None of that came as a surprise to David Culpepper, the school’s headmaster.
“This class was very relational,” he said. “This class exemplified a family. They really cared about each other and reached out and had open arms to the community.”
TCPS graduated 17 students Friday night at Calvary Baptist Church. The school’s third graduation featured each graduate handing a rose to his or her mother and a special ribbon-cutting ceremony. Ellen Lowrie Black, a graduate professor at Liberty University, was the guest speaker.
Graduates Jenna Franklin and Elise Trousdale each said that they were struggling in school before coming to TCPS as sophomores but have since flourished. They cited the small class sizes and nurturing environment.
“I’ve learned that there are places that can give you second chances and people willing to help you,” Franklin said.
Culpepper said the school has had all of its seniors graduate and get accepted to college during each of the three years it has had graduates. This year’s class earned $285,000 in scholarships.
Valedictorian Megan Woodruff spoke to her classmates about the investment they have made in the school and the school has made in them.
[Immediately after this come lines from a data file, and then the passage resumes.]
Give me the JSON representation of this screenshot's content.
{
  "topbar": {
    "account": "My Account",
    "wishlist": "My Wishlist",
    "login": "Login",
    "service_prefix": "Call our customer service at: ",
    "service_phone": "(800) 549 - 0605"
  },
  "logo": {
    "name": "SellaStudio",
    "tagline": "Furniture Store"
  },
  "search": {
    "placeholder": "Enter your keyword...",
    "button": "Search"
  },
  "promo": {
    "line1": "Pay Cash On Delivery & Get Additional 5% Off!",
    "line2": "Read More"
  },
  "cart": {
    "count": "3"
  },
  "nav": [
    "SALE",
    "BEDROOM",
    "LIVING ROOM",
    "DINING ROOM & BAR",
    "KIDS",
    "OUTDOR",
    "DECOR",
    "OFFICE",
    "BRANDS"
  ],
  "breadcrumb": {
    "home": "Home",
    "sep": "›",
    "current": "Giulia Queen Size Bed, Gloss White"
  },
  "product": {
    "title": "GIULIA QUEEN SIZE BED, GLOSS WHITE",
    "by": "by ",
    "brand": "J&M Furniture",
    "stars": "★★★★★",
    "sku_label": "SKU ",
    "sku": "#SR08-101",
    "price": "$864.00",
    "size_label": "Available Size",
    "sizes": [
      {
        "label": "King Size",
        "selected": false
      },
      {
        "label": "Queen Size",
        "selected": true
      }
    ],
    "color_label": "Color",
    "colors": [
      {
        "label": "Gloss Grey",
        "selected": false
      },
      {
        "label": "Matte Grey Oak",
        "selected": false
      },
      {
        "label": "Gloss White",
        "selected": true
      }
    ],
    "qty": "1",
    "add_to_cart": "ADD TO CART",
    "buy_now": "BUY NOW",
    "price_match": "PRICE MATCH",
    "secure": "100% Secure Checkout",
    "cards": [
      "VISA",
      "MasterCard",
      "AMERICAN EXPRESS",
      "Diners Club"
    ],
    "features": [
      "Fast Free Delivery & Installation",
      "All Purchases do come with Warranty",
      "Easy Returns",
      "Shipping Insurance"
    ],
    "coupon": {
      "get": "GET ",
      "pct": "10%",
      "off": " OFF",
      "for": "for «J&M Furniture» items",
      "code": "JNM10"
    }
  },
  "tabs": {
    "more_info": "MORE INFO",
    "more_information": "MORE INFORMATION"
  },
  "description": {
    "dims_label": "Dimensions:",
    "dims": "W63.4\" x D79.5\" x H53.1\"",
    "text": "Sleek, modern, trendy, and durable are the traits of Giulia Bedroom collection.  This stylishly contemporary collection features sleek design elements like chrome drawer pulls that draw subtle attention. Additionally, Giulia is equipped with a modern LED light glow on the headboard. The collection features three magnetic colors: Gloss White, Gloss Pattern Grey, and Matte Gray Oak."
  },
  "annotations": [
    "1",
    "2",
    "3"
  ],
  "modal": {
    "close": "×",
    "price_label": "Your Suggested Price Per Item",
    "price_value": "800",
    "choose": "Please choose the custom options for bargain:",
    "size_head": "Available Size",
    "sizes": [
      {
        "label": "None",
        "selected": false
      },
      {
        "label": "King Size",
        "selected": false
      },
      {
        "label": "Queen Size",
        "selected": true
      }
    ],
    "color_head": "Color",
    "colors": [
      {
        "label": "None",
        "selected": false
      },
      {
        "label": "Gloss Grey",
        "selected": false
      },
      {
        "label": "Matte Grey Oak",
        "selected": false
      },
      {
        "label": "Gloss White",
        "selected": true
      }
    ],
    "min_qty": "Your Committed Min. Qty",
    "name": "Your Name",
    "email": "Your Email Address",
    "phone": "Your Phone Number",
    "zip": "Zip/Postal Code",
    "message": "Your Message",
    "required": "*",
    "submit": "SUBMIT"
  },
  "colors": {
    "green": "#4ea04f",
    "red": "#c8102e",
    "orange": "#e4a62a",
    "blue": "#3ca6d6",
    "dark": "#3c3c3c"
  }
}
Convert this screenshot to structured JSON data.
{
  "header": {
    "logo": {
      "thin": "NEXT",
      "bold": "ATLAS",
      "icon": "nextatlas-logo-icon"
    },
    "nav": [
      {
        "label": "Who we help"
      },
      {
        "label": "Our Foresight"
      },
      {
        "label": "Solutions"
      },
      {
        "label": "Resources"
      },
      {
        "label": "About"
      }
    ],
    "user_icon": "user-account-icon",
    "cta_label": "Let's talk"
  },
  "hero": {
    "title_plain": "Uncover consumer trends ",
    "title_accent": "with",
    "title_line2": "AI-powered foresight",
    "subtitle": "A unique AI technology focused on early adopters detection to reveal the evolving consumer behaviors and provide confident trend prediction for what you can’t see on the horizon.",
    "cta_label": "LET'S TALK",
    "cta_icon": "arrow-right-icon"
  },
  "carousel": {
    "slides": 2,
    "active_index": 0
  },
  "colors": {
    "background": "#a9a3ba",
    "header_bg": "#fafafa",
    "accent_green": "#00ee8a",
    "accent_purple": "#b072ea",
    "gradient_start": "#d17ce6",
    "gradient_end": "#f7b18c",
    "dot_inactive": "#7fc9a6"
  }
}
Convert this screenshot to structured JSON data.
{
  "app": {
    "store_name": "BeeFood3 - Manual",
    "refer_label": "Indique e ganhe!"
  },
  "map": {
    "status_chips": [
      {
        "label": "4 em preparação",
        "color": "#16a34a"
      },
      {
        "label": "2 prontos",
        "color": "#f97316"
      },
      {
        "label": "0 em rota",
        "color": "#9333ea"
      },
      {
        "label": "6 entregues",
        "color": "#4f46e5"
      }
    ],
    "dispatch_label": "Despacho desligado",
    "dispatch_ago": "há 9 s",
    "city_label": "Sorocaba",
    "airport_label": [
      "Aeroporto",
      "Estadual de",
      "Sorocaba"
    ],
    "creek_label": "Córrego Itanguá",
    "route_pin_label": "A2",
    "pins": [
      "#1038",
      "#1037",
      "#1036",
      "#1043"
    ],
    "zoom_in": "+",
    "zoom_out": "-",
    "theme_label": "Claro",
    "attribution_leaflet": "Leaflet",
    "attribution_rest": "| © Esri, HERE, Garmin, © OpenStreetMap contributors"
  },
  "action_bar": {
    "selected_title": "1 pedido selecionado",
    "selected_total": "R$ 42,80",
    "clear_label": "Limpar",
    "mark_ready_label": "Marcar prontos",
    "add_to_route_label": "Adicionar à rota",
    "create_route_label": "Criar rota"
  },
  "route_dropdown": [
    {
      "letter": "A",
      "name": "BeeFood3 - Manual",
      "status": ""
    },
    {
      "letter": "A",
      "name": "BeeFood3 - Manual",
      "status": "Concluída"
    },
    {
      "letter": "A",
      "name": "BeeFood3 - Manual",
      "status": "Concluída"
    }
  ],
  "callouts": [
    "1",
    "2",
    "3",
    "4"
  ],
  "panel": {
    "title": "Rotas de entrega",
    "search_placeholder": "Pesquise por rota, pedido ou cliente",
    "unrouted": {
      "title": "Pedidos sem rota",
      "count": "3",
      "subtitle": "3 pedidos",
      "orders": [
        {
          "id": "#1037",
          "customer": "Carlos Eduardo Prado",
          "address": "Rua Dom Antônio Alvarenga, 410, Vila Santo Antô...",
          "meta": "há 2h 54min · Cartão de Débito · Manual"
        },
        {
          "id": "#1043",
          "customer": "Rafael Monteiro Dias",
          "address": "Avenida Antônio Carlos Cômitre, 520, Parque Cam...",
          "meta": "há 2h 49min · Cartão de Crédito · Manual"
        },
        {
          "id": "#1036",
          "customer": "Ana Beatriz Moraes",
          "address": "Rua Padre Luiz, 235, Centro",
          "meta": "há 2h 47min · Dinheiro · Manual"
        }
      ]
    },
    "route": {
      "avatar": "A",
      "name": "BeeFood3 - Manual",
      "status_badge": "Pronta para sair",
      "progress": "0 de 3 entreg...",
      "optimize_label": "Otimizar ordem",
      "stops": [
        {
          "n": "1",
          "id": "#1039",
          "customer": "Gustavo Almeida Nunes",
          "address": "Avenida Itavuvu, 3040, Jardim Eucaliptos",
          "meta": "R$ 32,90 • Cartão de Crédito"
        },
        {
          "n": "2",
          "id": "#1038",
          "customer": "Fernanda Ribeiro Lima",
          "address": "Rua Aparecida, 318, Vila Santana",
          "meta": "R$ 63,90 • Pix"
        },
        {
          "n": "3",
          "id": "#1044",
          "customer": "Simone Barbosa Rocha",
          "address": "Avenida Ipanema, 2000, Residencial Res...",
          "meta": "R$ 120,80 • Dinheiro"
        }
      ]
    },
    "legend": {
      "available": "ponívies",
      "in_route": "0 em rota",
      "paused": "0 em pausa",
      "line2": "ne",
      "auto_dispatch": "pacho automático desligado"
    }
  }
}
She said she wanted to impress upon her classmates how special she believes their school was.
“It is more like a family,” she said. “You don’t just go to class, you also gain Christian examples and character.
“Our class will have a really hard time not talking to each other because we love each other personally.”
Salutatorian Weston Webb issued a challenge to the class, asking his fellow graduates to think about who they are, where they want to be and how they want to be remembered.
Graduate Benjamin Hubbert said it was hard to believe that graduation day had come.
“I barely remember my senior year,” he said. “It happened so fast.”
Contact Chris Kieffer at (662) 678-1590 or firstname.lastname@example.org